### Required action:
The expected output is every line below, reproduced exactly.
══ Data under study ══
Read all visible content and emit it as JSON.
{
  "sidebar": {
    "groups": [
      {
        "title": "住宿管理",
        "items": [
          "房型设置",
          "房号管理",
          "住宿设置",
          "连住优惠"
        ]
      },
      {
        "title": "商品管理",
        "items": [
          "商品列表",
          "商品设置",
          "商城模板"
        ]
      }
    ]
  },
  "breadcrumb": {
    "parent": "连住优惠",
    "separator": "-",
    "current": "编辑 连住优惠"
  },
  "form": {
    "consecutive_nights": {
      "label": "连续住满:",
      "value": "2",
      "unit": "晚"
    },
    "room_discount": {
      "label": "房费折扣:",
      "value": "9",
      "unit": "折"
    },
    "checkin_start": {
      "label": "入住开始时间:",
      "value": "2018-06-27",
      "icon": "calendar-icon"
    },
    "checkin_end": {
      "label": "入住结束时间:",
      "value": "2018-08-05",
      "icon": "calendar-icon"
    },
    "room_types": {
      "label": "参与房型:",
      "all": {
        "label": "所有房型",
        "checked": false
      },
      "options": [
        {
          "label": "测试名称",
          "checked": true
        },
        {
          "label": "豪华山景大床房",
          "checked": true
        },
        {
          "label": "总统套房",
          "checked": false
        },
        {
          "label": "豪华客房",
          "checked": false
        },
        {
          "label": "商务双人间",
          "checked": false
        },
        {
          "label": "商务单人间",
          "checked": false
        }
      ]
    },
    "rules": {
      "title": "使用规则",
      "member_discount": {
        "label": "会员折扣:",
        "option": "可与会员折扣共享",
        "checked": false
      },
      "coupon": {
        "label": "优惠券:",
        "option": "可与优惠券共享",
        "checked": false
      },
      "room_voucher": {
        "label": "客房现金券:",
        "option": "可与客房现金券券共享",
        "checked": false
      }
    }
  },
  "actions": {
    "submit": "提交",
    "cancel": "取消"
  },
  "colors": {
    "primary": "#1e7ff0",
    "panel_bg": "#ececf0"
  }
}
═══
### Answer box:
Read all visible content and emit it as JSON.
{
  "sidebar": {
    "groups": [
      {
        "title": "住宿管理",
        "items": [
          "房型设置",
          "房号管理",
          "住宿设置",
          "连住优惠"
        ]
      },
      {
        "title": "商品管理",
        "items": [
          "商品列表",
          "商品设置",
          "商城模板"
        ]
      }
    ]
  },
  "breadcrumb": {
    "parent": "连住优惠",
    "separator": "-",
    "current": "编辑 连住优惠"
  },
  "form": {
    "consecutive_nights": {
      "label": "连续住满:",
      "value": "2",
      "unit": "晚"
    },
    "room_discount": {
      "label": "房费折扣:",
      "value": "9",
      "unit": "折"
    },
    "checkin_start": {
      "label": "入住开始时间:",
      "value": "2018-06-27",
      "icon": "calendar-icon"
    },
    "checkin_end": {
      "label": "入住结束时间:",
      "value": "2018-08-05",
      "icon": "calendar-icon"
    },
    "room_types": {
      "label": "参与房型:",
      "all": {
        "label": "所有房型",
        "checked": false
      },
      "options": [
        {
          "label": "测试名称",
          "checked": true
        },
        {
          "label": "豪华山景大床房",
          "checked": true
        },
        {
          "label": "总统套房",
          "checked": false
        },
        {
          "label": "豪华客房",
          "checked": false
        },
        {
          "label": "商务双人间",
          "checked": false
        },
        {
          "label": "商务单人间",
          "checked": false
        }
      ]
    },
    "rules": {
      "title": "使用规则",
      "member_discount": {
        "label": "会员折扣:",
        "option": "可与会员折扣共享",
        "checked": false
      },
      "coupon": {
        "label": "优惠券:",
        "option": "可与优惠券共享",
        "checked": false
      },
      "room_voucher": {
        "label": "客房现金券:",
        "option": "可与客房现金券券共享",
        "checked": false
      }
    }
  },
  "actions": {
    "submit": "提交",
    "cancel": "取消"
  },
  "colors": {
    "primary": "#1e7ff0",
    "panel_bg": "#ececf0"
  }
}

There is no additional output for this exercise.